(Data about app and page elements)
• • • • •
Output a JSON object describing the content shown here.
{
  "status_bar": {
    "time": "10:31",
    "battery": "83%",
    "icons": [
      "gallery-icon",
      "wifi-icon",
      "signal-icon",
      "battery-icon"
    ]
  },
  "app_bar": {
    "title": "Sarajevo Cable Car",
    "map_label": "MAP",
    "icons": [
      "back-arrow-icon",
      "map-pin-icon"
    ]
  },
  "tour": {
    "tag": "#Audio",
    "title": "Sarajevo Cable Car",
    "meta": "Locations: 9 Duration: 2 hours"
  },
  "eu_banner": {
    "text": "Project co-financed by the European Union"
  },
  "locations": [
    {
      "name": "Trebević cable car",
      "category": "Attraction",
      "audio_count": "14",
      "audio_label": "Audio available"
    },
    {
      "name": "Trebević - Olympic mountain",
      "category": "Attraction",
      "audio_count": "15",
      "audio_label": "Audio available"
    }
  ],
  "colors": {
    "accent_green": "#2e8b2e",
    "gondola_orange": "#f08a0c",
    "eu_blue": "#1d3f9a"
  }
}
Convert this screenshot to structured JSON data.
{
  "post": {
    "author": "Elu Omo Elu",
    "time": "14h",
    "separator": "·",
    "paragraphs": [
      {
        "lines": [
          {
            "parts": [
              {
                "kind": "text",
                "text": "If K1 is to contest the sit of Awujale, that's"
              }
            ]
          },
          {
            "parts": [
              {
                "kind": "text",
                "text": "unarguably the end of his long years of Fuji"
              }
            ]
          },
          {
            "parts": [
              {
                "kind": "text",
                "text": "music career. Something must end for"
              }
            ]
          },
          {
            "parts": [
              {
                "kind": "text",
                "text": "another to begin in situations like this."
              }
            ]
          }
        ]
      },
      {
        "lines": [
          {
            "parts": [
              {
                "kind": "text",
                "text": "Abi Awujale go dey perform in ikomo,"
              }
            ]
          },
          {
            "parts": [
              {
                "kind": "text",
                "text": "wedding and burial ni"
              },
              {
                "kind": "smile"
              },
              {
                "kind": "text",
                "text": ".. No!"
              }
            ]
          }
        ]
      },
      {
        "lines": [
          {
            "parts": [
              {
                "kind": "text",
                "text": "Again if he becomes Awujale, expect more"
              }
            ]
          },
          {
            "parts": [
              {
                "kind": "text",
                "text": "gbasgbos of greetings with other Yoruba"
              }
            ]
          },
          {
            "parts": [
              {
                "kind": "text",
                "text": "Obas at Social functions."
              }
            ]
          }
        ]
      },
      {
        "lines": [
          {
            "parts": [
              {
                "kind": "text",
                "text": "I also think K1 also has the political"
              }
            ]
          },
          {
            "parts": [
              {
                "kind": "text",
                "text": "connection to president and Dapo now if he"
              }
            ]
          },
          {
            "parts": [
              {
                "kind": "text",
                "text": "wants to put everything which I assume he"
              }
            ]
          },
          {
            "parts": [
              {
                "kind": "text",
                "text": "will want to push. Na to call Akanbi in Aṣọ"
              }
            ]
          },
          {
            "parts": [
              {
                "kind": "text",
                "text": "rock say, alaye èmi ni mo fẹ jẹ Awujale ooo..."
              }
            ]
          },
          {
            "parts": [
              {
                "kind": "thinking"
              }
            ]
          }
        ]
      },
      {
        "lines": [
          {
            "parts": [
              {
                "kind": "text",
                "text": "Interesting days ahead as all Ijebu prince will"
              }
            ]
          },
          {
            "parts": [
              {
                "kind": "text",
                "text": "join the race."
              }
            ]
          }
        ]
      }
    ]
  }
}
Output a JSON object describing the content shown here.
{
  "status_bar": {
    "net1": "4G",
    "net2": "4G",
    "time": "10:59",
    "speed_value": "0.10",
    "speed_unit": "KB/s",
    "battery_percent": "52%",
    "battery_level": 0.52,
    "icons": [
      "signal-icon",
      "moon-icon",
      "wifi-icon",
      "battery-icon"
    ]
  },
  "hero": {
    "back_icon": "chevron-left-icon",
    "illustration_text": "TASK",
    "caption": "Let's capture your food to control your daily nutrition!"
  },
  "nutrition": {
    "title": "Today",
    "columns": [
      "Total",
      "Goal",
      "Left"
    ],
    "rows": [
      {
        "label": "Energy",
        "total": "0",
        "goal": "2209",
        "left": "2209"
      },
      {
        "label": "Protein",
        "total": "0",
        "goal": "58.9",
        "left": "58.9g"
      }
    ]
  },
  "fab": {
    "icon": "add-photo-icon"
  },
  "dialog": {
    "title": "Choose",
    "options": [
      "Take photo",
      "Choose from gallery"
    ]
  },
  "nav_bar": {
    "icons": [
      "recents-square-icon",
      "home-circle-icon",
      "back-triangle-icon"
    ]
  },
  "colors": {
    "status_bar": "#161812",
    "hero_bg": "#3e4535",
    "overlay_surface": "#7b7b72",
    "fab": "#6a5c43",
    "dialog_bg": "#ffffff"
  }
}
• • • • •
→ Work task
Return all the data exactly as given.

→ Solution to this problem
Output a JSON object describing the content shown here.
{
  "status_bar": {
    "time": "10:31",
    "battery": "83%",
    "icons": [
      "gallery-icon",
      "wifi-icon",
      "signal-icon",
      "battery-icon"
    ]
  },
  "app_bar": {
    "title": "Sarajevo Cable Car",
    "map_label": "MAP",
    "icons": [
      "back-arrow-icon",
      "map-pin-icon"
    ]
  },
  "tour": {
    "tag": "#Audio",
    "title": "Sarajevo Cable Car",
    "meta": "Locations: 9 Duration: 2 hours"
  },
  "eu_banner": {
    "text": "Project co-financed by the European Union"
  },
  "locations": [
    {
      "name": "Trebević cable car",
      "category": "Attraction",
      "audio_count": "14",
      "audio_label": "Audio available"
    },
    {
      "name": "Trebević - Olympic mountain",
      "category": "Attraction",
      "audio_count": "15",
      "audio_label": "Audio available"
    }
  ],
  "colors": {
    "accent_green": "#2e8b2e",
    "gondola_orange": "#f08a0c",
    "eu_blue": "#1d3f9a"
  }
}
Convert this screenshot to structured JSON data.
{
  "post": {
    "author": "Elu Omo Elu",
    "time": "14h",
    "separator": "·",
    "paragraphs": [
      {
        "lines": [
          {
            "parts": [
              {
                "kind": "text",
                "text": "If K1 is to contest the sit of Awujale, that's"
              }
            ]
          },
          {
            "parts": [
              {
                "kind": "text",
                "text": "unarguably the end of his long years of Fuji"
              }
            ]
          },
          {
            "parts": [
              {
                "kind": "text",
                "text": "music career. Something must end for"
              }
            ]
          },
          {
            "parts": [
              {
                "kind": "text",
                "text": "another to begin in situations like this."
              }
            ]
          }
        ]
      },
      {
        "lines": [
          {
            "parts": [
              {
                "kind": "text",
                "text": "Abi Awujale go dey perform in ikomo,"
              }
            ]
          },
          {
            "parts": [
              {
                "kind": "text",
                "text": "wedding and burial ni"
              },
              {
                "kind": "smile"
              },
              {
                "kind": "text",
                "text": ".. No!"
              }
            ]
          }
        ]
      },
      {
        "lines": [
          {
            "parts": [
              {
                "kind": "text",
                "text": "Again if he becomes Awujale, expect more"
              }
            ]
          },
          {
            "parts": [
              {
                "kind": "text",
                "text": "gbasgbos of greetings with other Yoruba"
              }
            ]
          },
          {
            "parts": [
              {
                "kind": "text",
                "text": "Obas at Social functions."
              }
            ]
          }
        ]
      },
      {
        "lines": [
          {
            "parts": [
              {
                "kind": "text",
                "text": "I also think K1 also has the political"
              }
            ]
          },
          {
            "parts": [
              {
                "kind": "text",
                "text": "connection to president and Dapo now if he"
              }
            ]
          },
          {
            "parts": [
              {
                "kind": "text",
                "text": "wants to put everything which I assume he"
              }
            ]
          },
          {
            "parts": [
              {
                "kind": "text",
                "text": "will want to push. Na to call Akanbi in Aṣọ"
              }
            ]
          },
          {
            "parts": [
              {
                "kind": "text",
                "text": "rock say, alaye èmi ni mo fẹ jẹ Awujale ooo..."
              }
            ]
          },
          {
            "parts": [
              {
                "kind": "thinking"
              }
            ]
          }
        ]
      },
      {
        "lines": [
          {
            "parts": [
              {
                "kind": "text",
                "text": "Interesting days ahead as all Ijebu prince will"
              }
            ]
          },
          {
            "parts": [
              {
                "kind": "text",
                "text": "join the race."
              }
            ]
          }
        ]
      }
    ]
  }
}
Output a JSON object describing the content shown here.
{
  "status_bar": {
    "net1": "4G",
    "net2": "4G",
    "time": "10:59",
    "speed_value": "0.10",
    "speed_unit": "KB/s",
    "battery_percent": "52%",
    "battery_level": 0.52,
    "icons": [
      "signal-icon",
      "moon-icon",
      "wifi-icon",
      "battery-icon"
    ]
  },
  "hero": {
    "back_icon": "chevron-left-icon",
    "illustration_text": "TASK",
    "caption": "Let's capture your food to control your daily nutrition!"
  },
  "nutrition": {
    "title": "Today",
    "columns": [
      "Total",
      "Goal",
      "Left"
    ],
    "rows": [
      {
        "label": "Energy",
        "total": "0",
        "goal": "2209",
        "left": "2209"
      },
      {
        "label": "Protein",
        "total": "0",
        "goal": "58.9",
        "left": "58.9g"
      }
    ]
  },
  "fab": {
    "icon": "add-photo-icon"
  },
  "dialog": {
    "title": "Choose",
    "options": [
      "Take photo",
      "Choose from gallery"
    ]
  },
  "nav_bar": {
    "icons": [
      "recents-square-icon",
      "home-circle-icon",
      "back-triangle-icon"
    ]
  },
  "colors": {
    "status_bar": "#161812",
    "hero_bg": "#3e4535",
    "overlay_surface": "#7b7b72",
    "fab": "#6a5c43",
    "dialog_bg": "#ffffff"
  }
}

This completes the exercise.